An example of a long-term research programme that has delivered direct benefit to New Zealanders is the development of the Severe Thunderstorm Warning service. This work began around 2004 with a detailed investigation of the climatology of New Zealand thunderstorms, with emphasis on the types of convective environments that lead to localised severe weather. As a result, New Zealand-specific techniques to diagnose and forecast severe convective storms have been developed, along with appropriate guidance material based on observation data and MetService’s high-resolution models.
MetService has also implemented state-of-the-art thunderstorm tracking software as part of its weather radar systems, allowing it to rapidly identify, track and forecast the behaviour of severe convective storms. All of this culminated in the successful implementation of the new warning system in July 2009, providing outlooks and watches up to several days in advance for all New Zealand land areas, and up to 2 hours advance warning of severe localised storms for all areas covered by MetService’s weather radar network. The forecasting team is also involved in a wide variety of other research projects, a number of which were presented at Extreme Weather 2011 – the Joint Conference of the New Zealand Meteorological Society and the Australian Meteorological and Oceanographic Society held in Wellington in February 2011. These include:
A study of the climatology of cold-season convection in New Zealand, demonstrating that the occurrence of tornados in New Zealand is primarily related to convection along strong cold fronts, rather than the large convective systems (referred to as meso-cyclones or supercells) that produce much of the tornado activity in other parts of the world. MetService is developing a set of forecast parameters and associated tools for tornado forecasting, which will be integrated into its severe thunderstorm forecasting programme.
Research into the influence of latent heat associated with melting snowflakes on the development of snowstorms on the South Island – Canterbury in particular. Referred to as “melting-effect storms”, these have specific characteristics that distinguish them from other snow events. MetService has developed a set of techniques to assist with identifying and forecasting these events, which tend to be poorly handled by numerical models.
The development of accurate rainfall accumulation analyses based on radar measurements, using rain gauge data to statistically correct for errors in raw radar data. Initial trials have been promising and MetService expects this to lead to the ability to provide reasonably accurate, gridded rainfall estimates in near-real-time.

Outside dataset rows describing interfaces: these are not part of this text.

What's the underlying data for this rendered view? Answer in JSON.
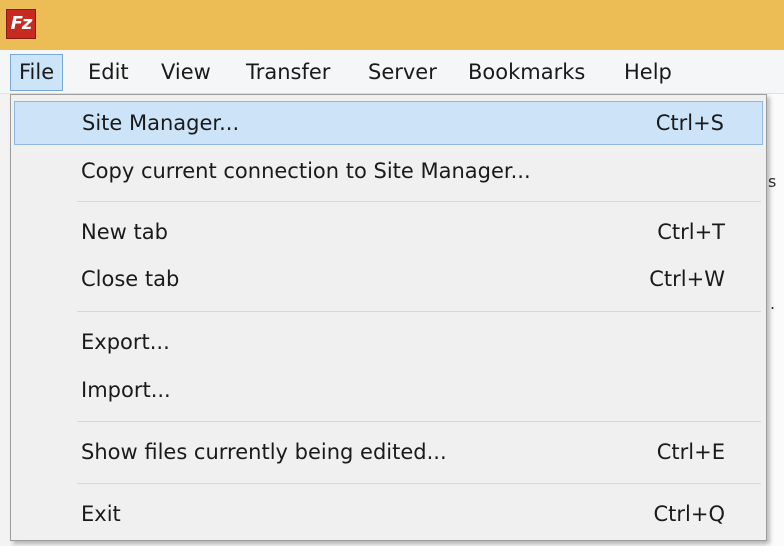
{
  "app": {
    "icon_text": "Fz"
  },
  "menubar": {
    "items": [
      {
        "label": "File"
      },
      {
        "label": "Edit"
      },
      {
        "label": "View"
      },
      {
        "label": "Transfer"
      },
      {
        "label": "Server"
      },
      {
        "label": "Bookmarks"
      },
      {
        "label": "Help"
      }
    ],
    "active": "File"
  },
  "file_menu": {
    "items": [
      {
        "label": "Site Manager...",
        "shortcut": "Ctrl+S",
        "highlighted": true
      },
      {
        "label": "Copy current connection to Site Manager...",
        "shortcut": ""
      },
      {
        "label": "New tab",
        "shortcut": "Ctrl+T"
      },
      {
        "label": "Close tab",
        "shortcut": "Ctrl+W"
      },
      {
        "label": "Export...",
        "shortcut": ""
      },
      {
        "label": "Import...",
        "shortcut": ""
      },
      {
        "label": "Show files currently being edited...",
        "shortcut": "Ctrl+E"
      },
      {
        "label": "Exit",
        "shortcut": "Ctrl+Q"
      }
    ]
  },
  "background": {
    "partial_text_1": "s",
    "partial_text_2": "."
  },
  "colors": {
    "titlebar": "#ecbc55",
    "icon_red": "#c62a20",
    "highlight": "#cde4f8",
    "highlight_border": "#8fb8e0",
    "menu_bg": "#f0f0f0"
  }
}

MetService not only invests considerable financial resources into its forecasting capabilities, funded through its commercial activities; the investment of time and experience from its forecasters – and those supporting them – is significant on a global scale, and is delivering tangible benefits back to the public of New Zealand. [This post was posted on behalf of the writer, Norm Henry - General Manager, National Weather Services, MetService.]